• Exercise details
For every line in the entries that contains "message", show the whole line.

══════════════════════════════

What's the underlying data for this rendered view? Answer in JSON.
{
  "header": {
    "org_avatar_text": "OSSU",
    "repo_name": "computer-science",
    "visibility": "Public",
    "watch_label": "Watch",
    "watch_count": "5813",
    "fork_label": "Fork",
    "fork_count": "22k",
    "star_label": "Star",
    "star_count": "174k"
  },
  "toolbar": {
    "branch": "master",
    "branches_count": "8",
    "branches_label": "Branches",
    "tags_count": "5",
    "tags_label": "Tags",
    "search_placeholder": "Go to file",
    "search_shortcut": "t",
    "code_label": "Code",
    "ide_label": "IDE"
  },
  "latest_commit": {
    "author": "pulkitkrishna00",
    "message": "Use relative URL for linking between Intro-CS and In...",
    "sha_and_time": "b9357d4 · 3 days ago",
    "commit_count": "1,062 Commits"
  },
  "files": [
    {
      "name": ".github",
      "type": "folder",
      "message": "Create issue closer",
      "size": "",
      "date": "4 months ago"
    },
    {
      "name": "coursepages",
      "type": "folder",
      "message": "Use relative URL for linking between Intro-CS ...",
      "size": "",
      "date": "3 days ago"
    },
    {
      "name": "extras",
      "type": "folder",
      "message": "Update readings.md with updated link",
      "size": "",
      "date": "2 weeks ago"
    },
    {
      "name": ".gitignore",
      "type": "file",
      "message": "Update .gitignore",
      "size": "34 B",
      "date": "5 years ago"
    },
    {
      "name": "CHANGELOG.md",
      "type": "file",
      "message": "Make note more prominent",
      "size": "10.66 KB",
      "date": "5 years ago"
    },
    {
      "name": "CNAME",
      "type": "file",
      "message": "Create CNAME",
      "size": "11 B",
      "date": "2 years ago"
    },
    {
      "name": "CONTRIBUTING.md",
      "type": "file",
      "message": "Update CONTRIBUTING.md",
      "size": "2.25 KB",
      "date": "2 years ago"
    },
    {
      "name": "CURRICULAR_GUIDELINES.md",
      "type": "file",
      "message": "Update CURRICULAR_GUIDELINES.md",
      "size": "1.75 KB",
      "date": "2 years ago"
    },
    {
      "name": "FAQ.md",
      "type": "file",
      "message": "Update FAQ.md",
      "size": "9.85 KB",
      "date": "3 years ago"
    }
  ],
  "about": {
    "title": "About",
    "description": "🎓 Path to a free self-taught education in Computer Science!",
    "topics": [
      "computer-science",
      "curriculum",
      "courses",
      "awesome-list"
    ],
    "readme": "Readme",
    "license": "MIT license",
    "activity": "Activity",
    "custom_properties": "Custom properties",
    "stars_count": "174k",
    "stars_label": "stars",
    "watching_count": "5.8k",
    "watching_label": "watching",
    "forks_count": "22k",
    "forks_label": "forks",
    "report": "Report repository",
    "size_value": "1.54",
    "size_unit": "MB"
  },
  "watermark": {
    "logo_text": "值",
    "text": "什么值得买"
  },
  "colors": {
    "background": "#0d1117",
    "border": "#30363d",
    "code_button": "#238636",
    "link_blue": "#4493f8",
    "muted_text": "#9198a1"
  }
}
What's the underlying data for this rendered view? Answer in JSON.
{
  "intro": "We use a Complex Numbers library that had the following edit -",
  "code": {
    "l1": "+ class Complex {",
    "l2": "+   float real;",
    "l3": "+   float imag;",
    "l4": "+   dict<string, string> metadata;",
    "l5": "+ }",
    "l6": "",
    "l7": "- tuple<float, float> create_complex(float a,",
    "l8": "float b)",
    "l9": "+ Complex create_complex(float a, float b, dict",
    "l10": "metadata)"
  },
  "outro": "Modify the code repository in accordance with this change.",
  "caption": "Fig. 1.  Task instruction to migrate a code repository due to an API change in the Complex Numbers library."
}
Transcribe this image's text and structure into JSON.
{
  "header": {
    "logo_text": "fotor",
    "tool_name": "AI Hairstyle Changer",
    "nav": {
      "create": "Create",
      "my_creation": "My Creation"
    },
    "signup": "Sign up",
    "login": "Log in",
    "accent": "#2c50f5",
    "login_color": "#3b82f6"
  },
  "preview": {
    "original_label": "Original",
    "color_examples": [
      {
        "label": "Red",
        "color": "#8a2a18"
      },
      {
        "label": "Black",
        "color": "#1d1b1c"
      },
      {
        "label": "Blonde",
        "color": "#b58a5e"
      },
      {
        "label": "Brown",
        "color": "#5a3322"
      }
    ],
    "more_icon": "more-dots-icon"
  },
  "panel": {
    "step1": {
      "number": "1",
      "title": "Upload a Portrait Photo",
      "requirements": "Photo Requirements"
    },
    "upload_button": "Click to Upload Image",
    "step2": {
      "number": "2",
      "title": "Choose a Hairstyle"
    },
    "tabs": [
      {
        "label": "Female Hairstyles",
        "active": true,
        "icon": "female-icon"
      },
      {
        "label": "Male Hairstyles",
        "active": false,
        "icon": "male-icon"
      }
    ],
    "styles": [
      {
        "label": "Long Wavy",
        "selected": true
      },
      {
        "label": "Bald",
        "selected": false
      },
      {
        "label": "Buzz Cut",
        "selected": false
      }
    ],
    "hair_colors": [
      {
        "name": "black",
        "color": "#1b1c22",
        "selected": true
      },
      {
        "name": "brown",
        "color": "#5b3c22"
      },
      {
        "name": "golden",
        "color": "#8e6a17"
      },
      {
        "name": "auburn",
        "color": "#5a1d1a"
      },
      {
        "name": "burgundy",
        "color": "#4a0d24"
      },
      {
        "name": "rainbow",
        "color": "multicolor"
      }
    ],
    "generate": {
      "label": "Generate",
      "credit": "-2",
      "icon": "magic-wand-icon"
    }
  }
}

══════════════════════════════

• Exercise solution
    "message": "Use relative URL for linking between Intro-CS and In...",
      "message": "Create issue closer",
      "message": "Use relative URL for linking between Intro-CS ...",
      "message": "Update readings.md with updated link",
      "message": "Update .gitignore",
      "message": "Make note more prominent",
      "message": "Create CNAME",
      "message": "Update CONTRIBUTING.md",
      "message": "Update CURRICULAR_GUIDELINES.md",
      "message": "Update FAQ.md",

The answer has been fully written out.